ISIS? Global warming? Unemployment? Nope, as reported by CNS News, “a Gallup poll of 1,025 American adults conducted March 5-8 discovered that Americans are more likely to volunteer that government is our “most important” problem as opposed to any other.”
“In the survey, Gallup asked: “What do you think is the most important problem facing the country today.” Eighteen percent responded to the question by expressing dissatisfaction with government, Congress or politicians. Eleven percent said the economy general; and 10 percent said unemployment or jobs.”
I have to ask this question: how many of you believe the economy can be fixed without fixing government? This is almost a chicken and egg-type question because we must ask ourselves, do the second and third ranked problems have a direct correlation to the first? And that leads to an even more interesting question, is the number one problem in America related to the electorate in America?As I sit here watching various NCAA conference basketball tournaments I’m watching the fans go nuts over their teams — the thrill of the long range three-pointer, the excitement of the alley-oop slam dunk. It appears to me the only thing getting slam dunked in America is the American people.
Here are the full results.
It’s interesting that not even the threat of ISIS and Islamic terrorism is viewed a greater problem that the men and women — whom this nation elects. But do we cheer them on? Seems that is not the case. I found it interesting that poor leadership/abuse of power/immigration came in at 7 percent. I would almost link that category with the top category — minus the immigration — because it relates to the ills of governance in America.

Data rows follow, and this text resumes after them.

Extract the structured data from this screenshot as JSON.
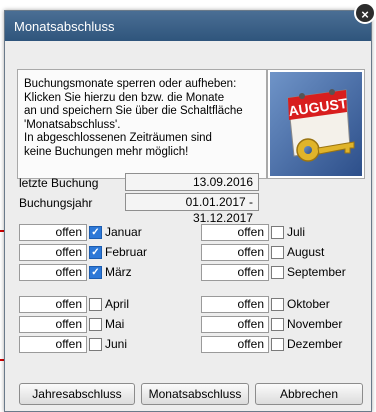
{
  "window": {
    "title": "Monatsabschluss",
    "close_glyph": "×"
  },
  "info": {
    "text": "Buchungsmonate sperren oder aufheben:\nKlicken Sie hierzu den bzw. die Monate\nan und speichern Sie über die Schaltfläche\n'Monatsabschluss'.\nIn abgeschlossenen Zeiträumen sind\nkeine Buchungen mehr möglich!"
  },
  "image": {
    "label": "AUGUST"
  },
  "fields": {
    "last_booking_label": "letzte Buchung",
    "last_booking_value": "13.09.2016",
    "year_label": "Buchungsjahr",
    "year_value": "01.01.2017 - 31.12.2017"
  },
  "months": [
    {
      "name": "Januar",
      "status": "offen",
      "checked": true
    },
    {
      "name": "Februar",
      "status": "offen",
      "checked": true
    },
    {
      "name": "März",
      "status": "offen",
      "checked": true
    },
    {
      "name": "April",
      "status": "offen",
      "checked": false
    },
    {
      "name": "Mai",
      "status": "offen",
      "checked": false
    },
    {
      "name": "Juni",
      "status": "offen",
      "checked": false
    },
    {
      "name": "Juli",
      "status": "offen",
      "checked": false
    },
    {
      "name": "August",
      "status": "offen",
      "checked": false
    },
    {
      "name": "September",
      "status": "offen",
      "checked": false
    },
    {
      "name": "Oktober",
      "status": "offen",
      "checked": false
    },
    {
      "name": "November",
      "status": "offen",
      "checked": false
    },
    {
      "name": "Dezember",
      "status": "offen",
      "checked": false
    }
  ],
  "buttons": {
    "year_close": "Jahresabschluss",
    "month_close": "Monatsabschluss",
    "cancel": "Abbrechen"
  },
  "colors": {
    "title_bar": "#3a6189",
    "annotation": "#d00000",
    "checkbox_checked": "#2d78d7"
  }
}
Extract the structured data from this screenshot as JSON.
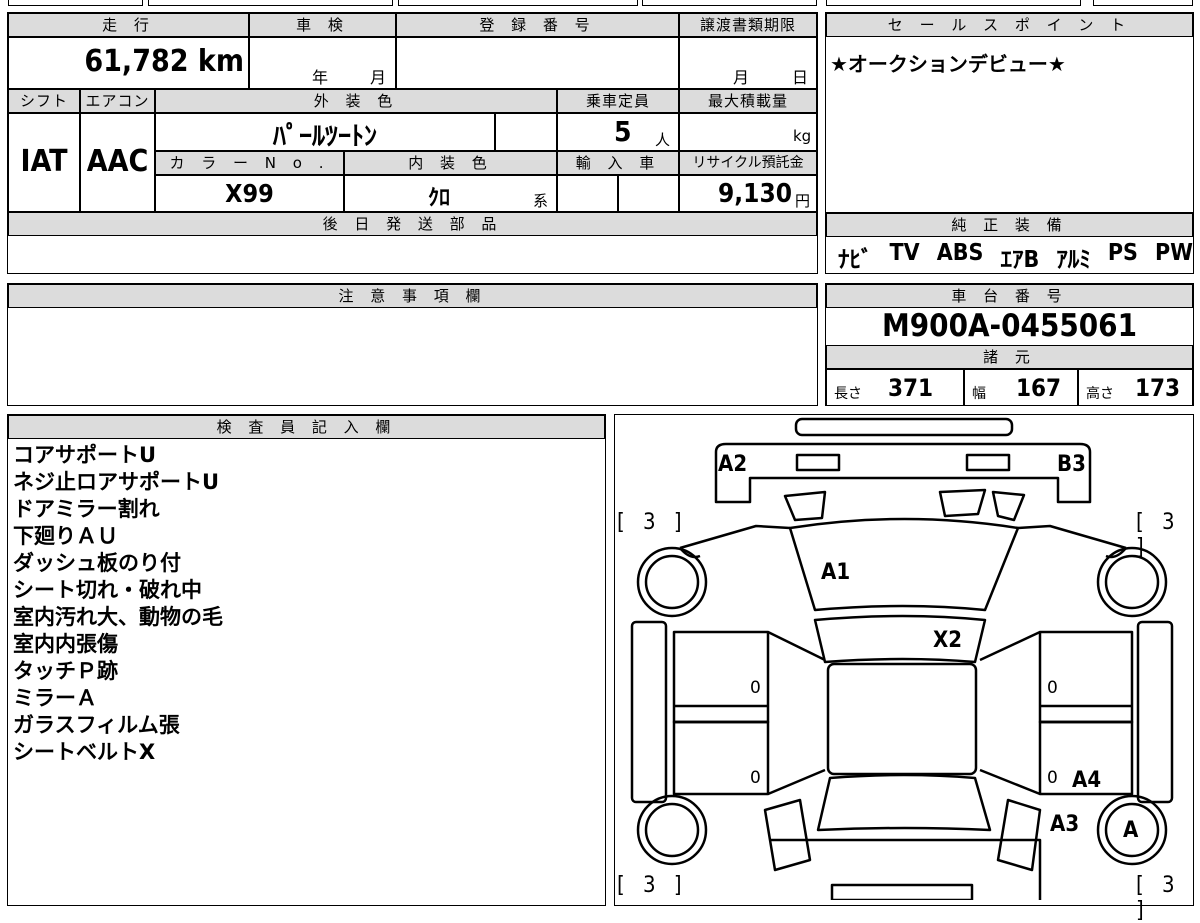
{
  "headers": {
    "mileage": "走 行",
    "shaken": "車 検",
    "registration": "登 録 番 号",
    "transfer_deadline": "譲渡書類期限",
    "sales_point": "セ ー ル ス ポ イ ン ト",
    "shift": "シフト",
    "aircon": "エアコン",
    "exterior_color": "外 装 色",
    "capacity": "乗車定員",
    "max_load": "最大積載量",
    "color_no": "カ ラ ー N o .",
    "interior_color": "内 装 色",
    "import": "輸 入 車",
    "recycle": "リサイクル預託金",
    "later_parts": "後 日 発 送 部 品",
    "genuine_equipment": "純 正 装 備",
    "cautions": "注 意 事 項 欄",
    "chassis_number": "車 台 番 号",
    "specs": "諸 元",
    "inspector": "検 査 員 記 入 欄"
  },
  "values": {
    "mileage": "61,782",
    "mileage_unit": "km",
    "shaken_year": "年",
    "shaken_month": "月",
    "deadline_month": "月",
    "deadline_day": "日",
    "shift": "IAT",
    "aircon": "AAC",
    "exterior_color": "ﾊﾟｰﾙﾂｰﾄﾝ",
    "capacity": "5",
    "capacity_unit": "人",
    "max_load_unit": "kg",
    "color_no": "X99",
    "interior_color": "ｸﾛ",
    "interior_suffix": "系",
    "recycle_fee": "9,130",
    "recycle_unit": "円",
    "sales_point_text": "★オークションデビュー★",
    "genuine_equipment": [
      "ﾅﾋﾞ",
      "TV",
      "ABS",
      "ｴｱB",
      "ｱﾙﾐ",
      "PS",
      "PW"
    ],
    "chassis_number": "M900A-0455061",
    "length_label": "長さ",
    "length": "371",
    "width_label": "幅",
    "width": "167",
    "height_label": "高さ",
    "height": "173"
  },
  "inspector_notes": [
    "コアサポートU",
    "ネジ止ロアサポートU",
    "ドアミラー割れ",
    "下廻りＡＵ",
    "ダッシュ板のり付",
    "シート切れ・破れ中",
    "室内汚れ大、動物の毛",
    "室内内張傷",
    "タッチＰ跡",
    "ミラーＡ",
    "ガラスフィルム張",
    "シートベルトX"
  ],
  "diagram": {
    "tire_fl": "[ 3 ]",
    "tire_fr": "[ 3 ]",
    "tire_rl": "[ 3 ]",
    "tire_rr": "[ 3 ]",
    "a2": "A2",
    "b3": "B3",
    "a1": "A1",
    "x2": "X2",
    "a4": "A4",
    "a3": "A3",
    "a": "A",
    "zero": "0"
  }
}
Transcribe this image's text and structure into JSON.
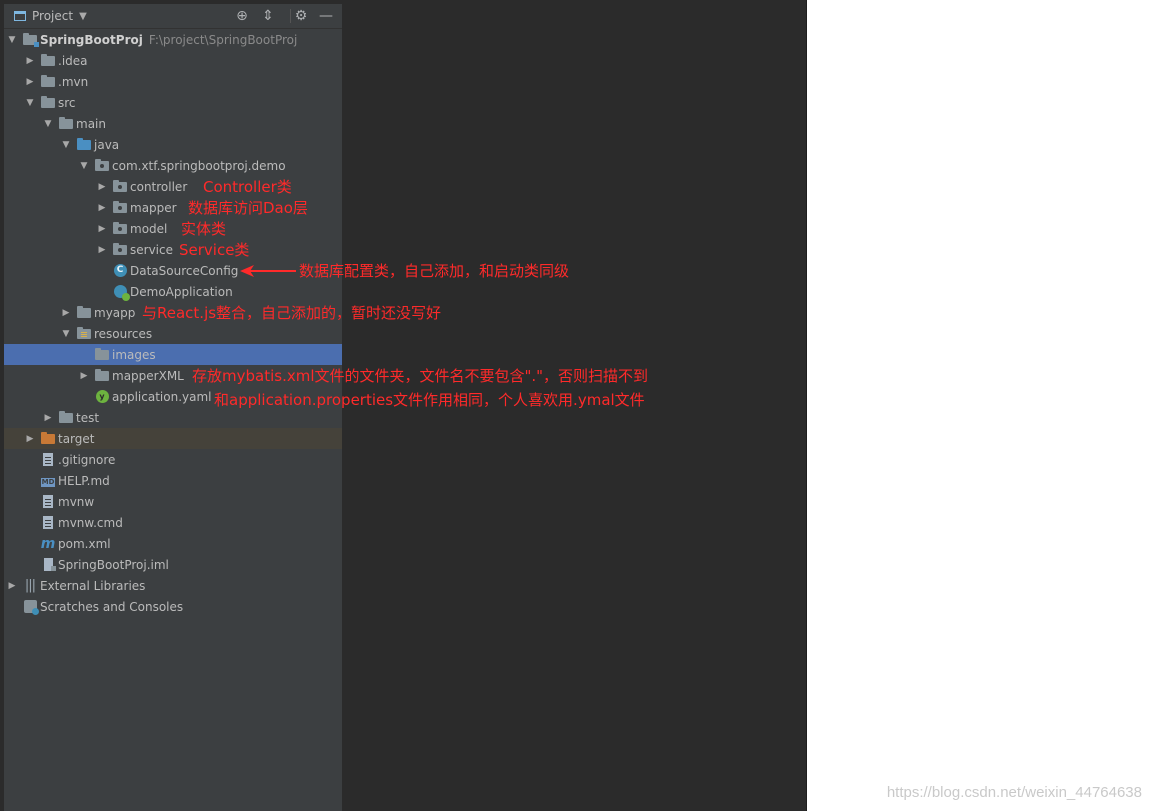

Now, look how far down gay rights is as a problem in America – 1 percent. This is why I am amazed at how the media manipulates the message and addresses issues that lend themselves to identity politics but not those which are the concerns of the greater American people.I remember once when a CNN host was conducting an interview with me and stated, lets talk about gay marriage — my response was let’s not. It wasn’t a major issue but she was trying to create the sound bite of divisiveness — something that CNN’s Chris Cuomo just recently accomplished with presidential hopeful Dr. Ben Carson.
The American people want leadership — principled, resolute, courageous, convicted, and competent. They want to cheer and rush the court in order to celebrate a championship. After all, if we get so very excited about a basketball game, shouldn’t we want our best players on the court in the game of foreign relations? Don’t we want folks to take the court who are dedicated to our victory?
Right now, this survey says Americans aren’t concerned with whether we’re playing zone or man-to-man defense. They’re not happy with the team, period.
I hope the folks up in Washington D.C. hear the boos and maybe they come to realize the biggest win ain’t on the basketball court — but rather the court of life, liberty, and pursuit of happiness.